= Beginning of Section =

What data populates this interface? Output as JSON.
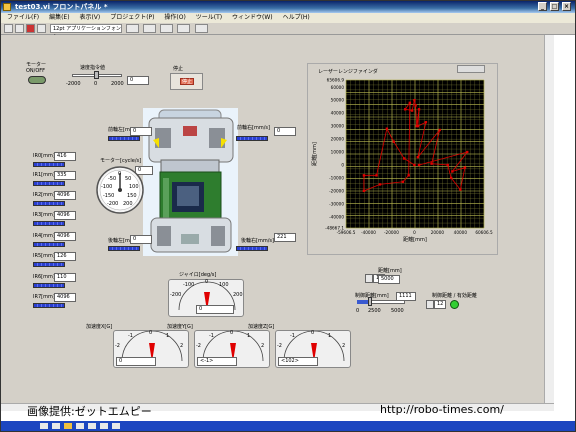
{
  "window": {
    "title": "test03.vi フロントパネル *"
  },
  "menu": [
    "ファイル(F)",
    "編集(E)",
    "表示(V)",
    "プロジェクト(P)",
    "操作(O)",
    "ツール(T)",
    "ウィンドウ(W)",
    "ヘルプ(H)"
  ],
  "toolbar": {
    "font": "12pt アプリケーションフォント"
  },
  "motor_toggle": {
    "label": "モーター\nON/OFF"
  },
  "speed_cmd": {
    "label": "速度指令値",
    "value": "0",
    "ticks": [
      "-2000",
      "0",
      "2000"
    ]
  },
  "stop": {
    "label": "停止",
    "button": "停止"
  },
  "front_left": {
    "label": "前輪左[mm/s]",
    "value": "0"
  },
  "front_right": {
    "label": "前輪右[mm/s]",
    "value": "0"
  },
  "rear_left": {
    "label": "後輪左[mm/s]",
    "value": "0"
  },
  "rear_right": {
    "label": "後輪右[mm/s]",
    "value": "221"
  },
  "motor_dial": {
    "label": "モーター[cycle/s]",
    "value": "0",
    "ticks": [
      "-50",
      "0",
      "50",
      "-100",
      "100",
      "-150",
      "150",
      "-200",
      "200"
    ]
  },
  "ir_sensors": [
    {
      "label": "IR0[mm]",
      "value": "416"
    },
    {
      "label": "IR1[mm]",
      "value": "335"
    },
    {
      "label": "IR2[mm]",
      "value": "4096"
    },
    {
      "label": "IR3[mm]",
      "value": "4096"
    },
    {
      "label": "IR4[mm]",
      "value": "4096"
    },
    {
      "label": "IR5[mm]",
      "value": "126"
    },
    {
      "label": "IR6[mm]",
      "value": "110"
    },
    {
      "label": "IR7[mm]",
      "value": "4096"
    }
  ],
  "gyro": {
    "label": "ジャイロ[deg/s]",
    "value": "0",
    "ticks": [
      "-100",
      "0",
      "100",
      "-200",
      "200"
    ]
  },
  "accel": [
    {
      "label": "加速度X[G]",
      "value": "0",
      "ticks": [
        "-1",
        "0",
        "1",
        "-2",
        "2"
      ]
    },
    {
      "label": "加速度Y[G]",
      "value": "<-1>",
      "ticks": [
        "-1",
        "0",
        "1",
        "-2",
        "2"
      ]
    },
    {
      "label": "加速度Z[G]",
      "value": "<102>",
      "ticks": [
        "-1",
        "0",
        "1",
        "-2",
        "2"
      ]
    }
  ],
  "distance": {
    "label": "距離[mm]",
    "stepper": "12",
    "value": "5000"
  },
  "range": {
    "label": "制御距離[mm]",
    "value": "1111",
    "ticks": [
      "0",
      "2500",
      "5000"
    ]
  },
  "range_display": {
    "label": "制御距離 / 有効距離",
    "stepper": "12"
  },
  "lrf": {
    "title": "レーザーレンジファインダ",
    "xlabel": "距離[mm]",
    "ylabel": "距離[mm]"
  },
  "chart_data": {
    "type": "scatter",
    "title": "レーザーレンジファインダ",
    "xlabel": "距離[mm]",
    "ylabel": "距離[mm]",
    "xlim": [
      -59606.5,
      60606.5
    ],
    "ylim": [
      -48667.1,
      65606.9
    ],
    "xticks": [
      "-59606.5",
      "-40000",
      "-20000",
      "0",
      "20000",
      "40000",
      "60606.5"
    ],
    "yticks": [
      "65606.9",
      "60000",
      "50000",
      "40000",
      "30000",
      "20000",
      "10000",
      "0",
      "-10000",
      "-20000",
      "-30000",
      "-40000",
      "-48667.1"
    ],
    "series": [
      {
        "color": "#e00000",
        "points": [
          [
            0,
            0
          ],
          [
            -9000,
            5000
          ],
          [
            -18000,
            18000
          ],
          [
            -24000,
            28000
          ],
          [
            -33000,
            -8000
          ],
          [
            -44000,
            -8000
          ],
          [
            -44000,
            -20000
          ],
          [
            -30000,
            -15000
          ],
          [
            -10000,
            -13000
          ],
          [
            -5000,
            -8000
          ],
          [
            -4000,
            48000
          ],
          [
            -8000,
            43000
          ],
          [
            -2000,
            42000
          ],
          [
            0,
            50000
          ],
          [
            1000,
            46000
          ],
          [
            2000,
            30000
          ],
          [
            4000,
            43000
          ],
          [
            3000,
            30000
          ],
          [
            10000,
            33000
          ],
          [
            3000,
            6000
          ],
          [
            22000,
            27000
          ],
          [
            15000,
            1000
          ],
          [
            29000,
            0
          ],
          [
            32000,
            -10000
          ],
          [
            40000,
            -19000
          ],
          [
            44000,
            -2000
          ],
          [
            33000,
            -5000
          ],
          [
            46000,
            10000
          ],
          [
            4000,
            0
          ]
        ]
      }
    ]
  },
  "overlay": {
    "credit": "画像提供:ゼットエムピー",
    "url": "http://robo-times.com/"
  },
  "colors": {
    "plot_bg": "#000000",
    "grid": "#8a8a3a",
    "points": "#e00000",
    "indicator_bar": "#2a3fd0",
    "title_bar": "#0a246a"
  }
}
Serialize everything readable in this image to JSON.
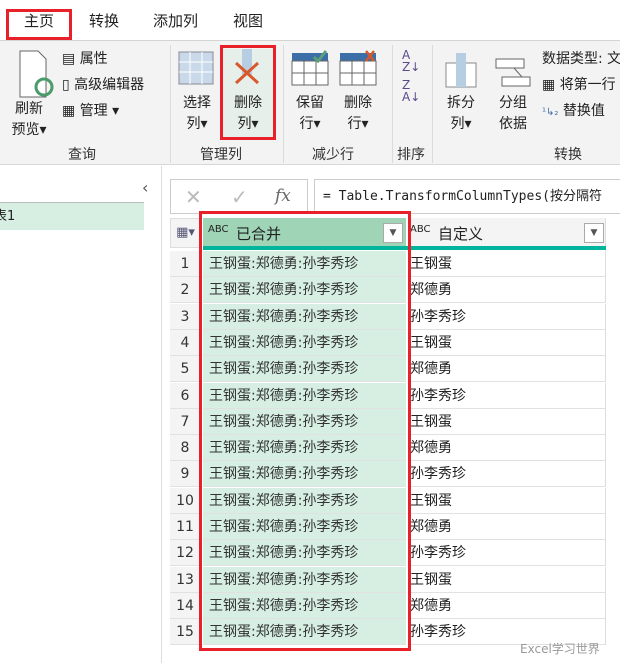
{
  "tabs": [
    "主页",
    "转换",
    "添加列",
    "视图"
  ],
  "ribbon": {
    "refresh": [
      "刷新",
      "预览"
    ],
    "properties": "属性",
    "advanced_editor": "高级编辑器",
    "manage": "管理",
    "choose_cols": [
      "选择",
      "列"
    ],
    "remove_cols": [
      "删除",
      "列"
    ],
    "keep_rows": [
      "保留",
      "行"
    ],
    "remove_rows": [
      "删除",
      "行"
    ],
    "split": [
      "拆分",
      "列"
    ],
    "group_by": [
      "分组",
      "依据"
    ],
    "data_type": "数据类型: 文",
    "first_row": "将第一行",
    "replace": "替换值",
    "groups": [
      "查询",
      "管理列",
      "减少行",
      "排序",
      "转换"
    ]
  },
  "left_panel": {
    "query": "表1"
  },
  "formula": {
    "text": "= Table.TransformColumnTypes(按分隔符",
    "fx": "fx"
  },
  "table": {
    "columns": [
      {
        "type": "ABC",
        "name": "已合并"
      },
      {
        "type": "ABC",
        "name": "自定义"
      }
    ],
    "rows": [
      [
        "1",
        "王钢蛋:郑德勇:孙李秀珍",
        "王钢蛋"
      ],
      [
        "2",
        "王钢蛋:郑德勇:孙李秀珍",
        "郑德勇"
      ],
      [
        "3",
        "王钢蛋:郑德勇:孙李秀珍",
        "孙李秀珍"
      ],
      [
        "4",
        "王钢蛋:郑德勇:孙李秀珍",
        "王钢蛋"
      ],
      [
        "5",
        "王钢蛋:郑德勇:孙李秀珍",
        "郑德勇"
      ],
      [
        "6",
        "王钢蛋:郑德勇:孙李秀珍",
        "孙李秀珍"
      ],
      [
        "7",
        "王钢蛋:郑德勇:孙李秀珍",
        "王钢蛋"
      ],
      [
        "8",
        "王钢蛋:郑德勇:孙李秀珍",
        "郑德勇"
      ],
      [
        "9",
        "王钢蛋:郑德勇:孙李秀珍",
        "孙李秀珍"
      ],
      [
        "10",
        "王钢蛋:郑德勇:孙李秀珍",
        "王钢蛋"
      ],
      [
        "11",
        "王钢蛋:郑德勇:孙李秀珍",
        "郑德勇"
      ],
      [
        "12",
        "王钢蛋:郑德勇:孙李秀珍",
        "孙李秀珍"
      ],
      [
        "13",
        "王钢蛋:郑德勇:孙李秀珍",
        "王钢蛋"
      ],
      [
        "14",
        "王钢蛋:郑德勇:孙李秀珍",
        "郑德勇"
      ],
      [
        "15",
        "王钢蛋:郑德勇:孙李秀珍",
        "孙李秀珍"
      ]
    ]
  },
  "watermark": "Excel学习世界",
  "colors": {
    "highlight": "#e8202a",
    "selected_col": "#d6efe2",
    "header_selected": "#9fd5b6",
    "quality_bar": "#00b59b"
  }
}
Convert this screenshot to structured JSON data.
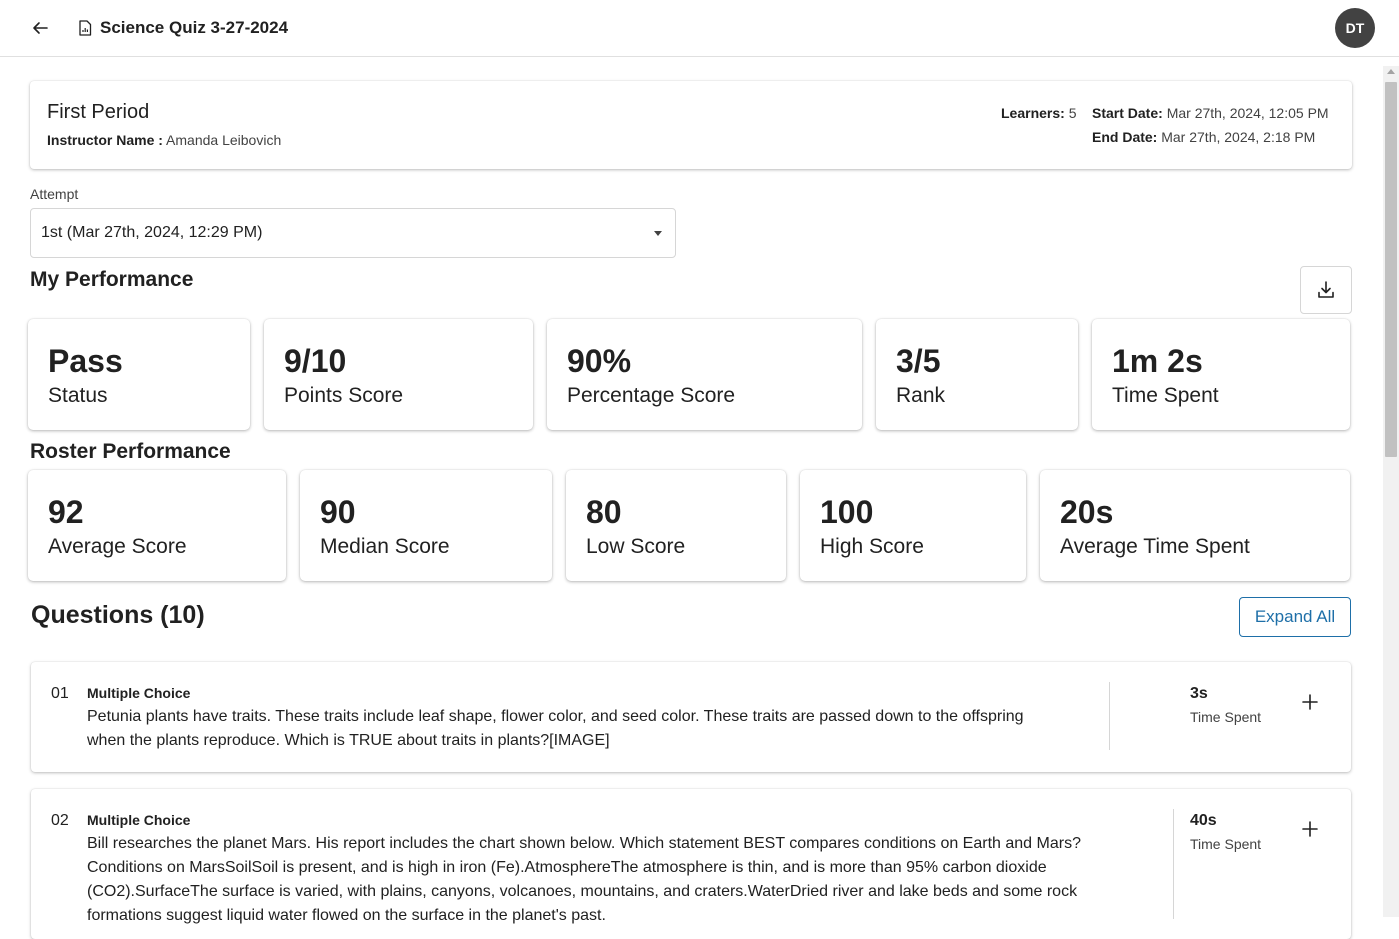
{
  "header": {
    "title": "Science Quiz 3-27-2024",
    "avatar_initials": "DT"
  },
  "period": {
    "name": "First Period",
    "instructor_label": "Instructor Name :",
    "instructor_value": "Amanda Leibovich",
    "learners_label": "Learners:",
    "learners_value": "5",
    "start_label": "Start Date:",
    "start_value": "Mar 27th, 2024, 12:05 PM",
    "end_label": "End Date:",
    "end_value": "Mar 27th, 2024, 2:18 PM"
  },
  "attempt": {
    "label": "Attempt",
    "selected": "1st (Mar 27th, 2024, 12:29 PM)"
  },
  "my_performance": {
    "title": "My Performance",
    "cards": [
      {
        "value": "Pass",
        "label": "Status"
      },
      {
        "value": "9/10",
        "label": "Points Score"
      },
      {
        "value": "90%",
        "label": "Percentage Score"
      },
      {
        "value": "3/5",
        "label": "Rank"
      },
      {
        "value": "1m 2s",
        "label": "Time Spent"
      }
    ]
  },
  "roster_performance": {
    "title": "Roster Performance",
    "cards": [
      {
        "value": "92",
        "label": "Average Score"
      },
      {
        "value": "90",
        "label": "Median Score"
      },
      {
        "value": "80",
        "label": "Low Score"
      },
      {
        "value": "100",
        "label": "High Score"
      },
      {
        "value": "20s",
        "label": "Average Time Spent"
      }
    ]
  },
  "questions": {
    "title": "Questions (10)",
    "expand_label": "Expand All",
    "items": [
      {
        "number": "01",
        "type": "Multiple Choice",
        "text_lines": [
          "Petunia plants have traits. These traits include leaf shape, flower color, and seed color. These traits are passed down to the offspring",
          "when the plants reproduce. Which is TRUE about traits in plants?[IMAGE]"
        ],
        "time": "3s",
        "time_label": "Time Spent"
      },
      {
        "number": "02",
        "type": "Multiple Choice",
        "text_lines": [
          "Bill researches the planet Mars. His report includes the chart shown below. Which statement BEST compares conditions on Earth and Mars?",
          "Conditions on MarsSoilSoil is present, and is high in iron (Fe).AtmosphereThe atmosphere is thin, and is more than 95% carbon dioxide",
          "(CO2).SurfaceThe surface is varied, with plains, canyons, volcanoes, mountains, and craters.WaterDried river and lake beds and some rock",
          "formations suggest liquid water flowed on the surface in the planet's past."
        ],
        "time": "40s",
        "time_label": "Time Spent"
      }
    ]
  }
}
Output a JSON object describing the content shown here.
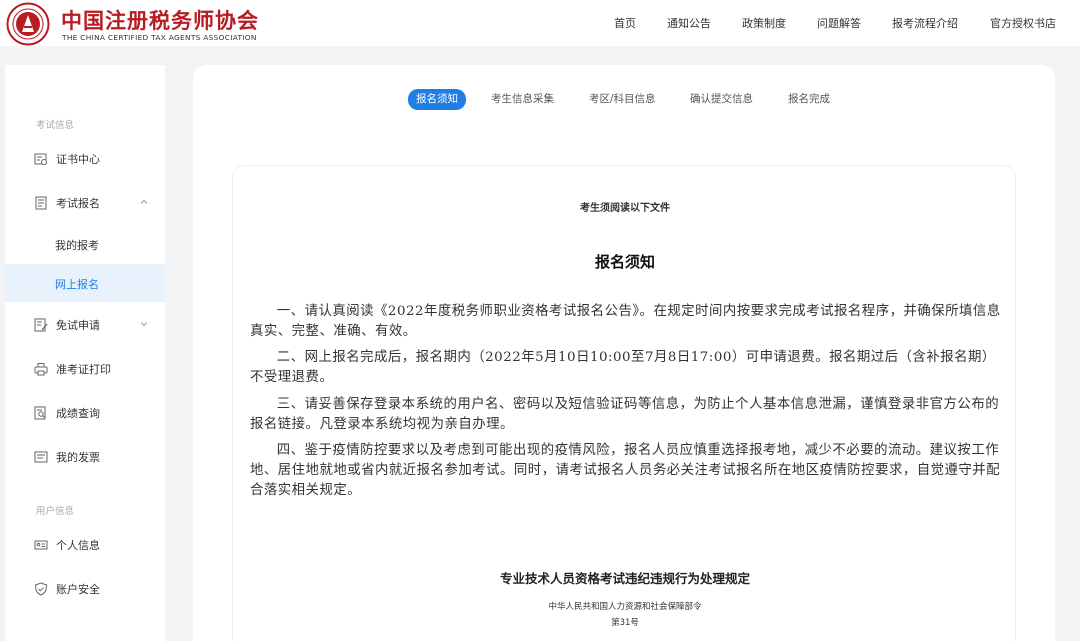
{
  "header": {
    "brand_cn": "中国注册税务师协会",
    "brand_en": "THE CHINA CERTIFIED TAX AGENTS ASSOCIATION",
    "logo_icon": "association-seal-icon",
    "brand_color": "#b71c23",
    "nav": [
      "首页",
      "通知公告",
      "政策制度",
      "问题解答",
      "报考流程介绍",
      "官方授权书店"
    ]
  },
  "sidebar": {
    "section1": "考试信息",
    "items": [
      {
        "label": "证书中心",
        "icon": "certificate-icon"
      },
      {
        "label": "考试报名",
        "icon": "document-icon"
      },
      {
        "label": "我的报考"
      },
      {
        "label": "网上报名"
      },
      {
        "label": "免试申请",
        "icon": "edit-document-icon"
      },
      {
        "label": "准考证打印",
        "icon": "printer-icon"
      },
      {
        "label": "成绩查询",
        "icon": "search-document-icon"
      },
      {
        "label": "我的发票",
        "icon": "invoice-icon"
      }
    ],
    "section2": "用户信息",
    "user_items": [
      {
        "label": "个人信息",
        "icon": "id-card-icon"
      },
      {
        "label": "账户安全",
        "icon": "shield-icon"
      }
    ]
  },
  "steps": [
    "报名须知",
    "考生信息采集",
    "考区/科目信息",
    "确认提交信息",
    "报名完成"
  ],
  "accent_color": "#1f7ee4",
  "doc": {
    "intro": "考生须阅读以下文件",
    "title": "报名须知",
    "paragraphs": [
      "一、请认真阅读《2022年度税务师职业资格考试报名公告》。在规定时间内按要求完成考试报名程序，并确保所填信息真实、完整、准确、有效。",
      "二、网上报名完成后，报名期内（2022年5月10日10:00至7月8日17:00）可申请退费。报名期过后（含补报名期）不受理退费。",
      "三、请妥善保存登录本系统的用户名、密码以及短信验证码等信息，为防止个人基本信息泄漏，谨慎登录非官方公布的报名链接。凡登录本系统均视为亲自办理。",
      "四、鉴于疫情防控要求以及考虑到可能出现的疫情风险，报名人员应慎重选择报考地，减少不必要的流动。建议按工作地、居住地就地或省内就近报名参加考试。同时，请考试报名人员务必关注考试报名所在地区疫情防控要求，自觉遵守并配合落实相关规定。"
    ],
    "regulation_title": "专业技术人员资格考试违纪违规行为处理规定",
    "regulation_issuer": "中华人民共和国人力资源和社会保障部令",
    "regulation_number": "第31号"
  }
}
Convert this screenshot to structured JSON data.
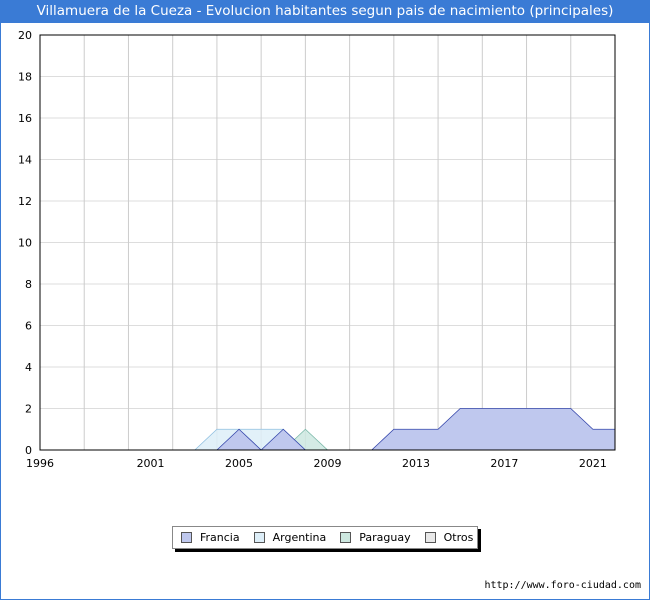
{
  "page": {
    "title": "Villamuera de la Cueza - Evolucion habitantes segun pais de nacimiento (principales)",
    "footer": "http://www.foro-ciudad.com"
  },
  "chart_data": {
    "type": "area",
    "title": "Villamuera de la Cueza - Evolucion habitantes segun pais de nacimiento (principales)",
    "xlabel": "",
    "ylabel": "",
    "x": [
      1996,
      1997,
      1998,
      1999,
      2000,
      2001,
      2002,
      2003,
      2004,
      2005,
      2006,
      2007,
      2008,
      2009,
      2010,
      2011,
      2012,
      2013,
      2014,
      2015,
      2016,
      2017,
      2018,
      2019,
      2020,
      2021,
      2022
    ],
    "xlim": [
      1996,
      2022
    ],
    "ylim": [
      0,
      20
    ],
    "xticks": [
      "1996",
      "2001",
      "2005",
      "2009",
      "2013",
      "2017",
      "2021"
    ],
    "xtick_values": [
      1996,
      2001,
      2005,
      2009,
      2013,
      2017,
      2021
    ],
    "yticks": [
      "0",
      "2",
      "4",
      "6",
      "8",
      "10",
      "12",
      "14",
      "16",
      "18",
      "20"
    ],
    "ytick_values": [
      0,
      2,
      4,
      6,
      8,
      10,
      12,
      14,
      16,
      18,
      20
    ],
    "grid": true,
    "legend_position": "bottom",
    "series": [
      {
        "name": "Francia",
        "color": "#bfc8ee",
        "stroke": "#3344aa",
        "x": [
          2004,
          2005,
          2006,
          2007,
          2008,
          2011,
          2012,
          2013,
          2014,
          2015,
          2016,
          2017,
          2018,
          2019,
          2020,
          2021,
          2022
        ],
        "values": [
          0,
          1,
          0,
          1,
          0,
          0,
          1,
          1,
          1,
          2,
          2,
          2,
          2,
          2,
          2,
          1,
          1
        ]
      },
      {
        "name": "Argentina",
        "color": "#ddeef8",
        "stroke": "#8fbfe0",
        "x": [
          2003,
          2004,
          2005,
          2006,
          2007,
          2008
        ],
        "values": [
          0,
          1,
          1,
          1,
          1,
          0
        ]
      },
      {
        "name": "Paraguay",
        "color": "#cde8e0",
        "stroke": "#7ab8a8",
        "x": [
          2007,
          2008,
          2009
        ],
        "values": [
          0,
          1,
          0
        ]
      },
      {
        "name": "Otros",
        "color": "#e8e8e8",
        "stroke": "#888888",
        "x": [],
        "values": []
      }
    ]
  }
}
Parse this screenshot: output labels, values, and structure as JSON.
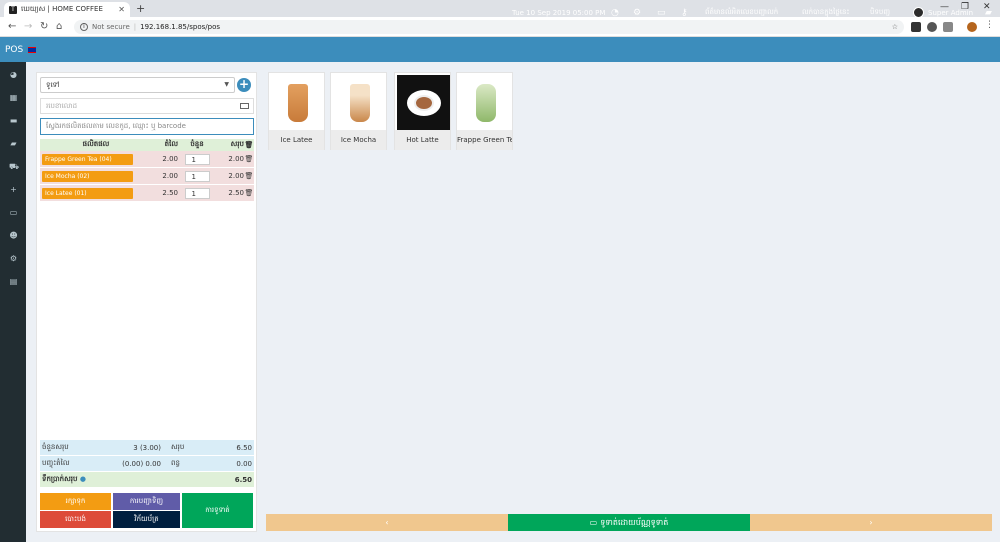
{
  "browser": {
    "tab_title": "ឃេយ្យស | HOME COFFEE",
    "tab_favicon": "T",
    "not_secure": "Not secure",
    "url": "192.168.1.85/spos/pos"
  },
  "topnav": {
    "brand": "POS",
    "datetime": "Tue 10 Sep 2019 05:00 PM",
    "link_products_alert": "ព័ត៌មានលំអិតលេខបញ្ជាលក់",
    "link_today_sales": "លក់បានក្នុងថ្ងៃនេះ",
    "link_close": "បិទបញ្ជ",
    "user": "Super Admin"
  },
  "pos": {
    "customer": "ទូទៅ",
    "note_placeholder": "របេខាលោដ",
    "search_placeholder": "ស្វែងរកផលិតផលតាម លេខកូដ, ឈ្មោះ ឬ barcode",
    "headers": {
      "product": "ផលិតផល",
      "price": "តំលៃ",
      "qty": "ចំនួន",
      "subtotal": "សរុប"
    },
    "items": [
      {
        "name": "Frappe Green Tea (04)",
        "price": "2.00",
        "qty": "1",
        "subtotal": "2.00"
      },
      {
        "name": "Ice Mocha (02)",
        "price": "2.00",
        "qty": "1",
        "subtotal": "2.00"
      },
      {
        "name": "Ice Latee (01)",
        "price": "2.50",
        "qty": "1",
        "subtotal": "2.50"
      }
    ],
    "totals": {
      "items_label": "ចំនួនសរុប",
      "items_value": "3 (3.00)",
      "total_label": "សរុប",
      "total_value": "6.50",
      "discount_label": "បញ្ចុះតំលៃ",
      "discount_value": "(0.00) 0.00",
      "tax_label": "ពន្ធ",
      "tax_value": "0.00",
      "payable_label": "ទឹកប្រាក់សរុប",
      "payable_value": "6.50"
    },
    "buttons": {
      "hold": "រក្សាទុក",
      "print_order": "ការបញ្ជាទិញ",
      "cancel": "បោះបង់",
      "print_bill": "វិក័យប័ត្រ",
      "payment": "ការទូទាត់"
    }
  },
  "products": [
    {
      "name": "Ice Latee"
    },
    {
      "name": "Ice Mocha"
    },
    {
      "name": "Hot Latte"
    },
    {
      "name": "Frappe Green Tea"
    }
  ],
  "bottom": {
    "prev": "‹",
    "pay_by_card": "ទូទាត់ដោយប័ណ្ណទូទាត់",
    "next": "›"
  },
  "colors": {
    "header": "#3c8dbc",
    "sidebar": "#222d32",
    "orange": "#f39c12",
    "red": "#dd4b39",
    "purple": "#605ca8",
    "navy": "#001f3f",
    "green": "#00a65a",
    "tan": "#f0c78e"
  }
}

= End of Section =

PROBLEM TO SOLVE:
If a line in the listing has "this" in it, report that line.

OUTPUT BELOW:
What data populates this interface? Output as JSON.
Serialize everything readable in this image to JSON.
Convert this screenshot to structured JSON data.
Convert this screenshot to structured JSON data.
Parse this screenshot: output labels, values, and structure as JSON.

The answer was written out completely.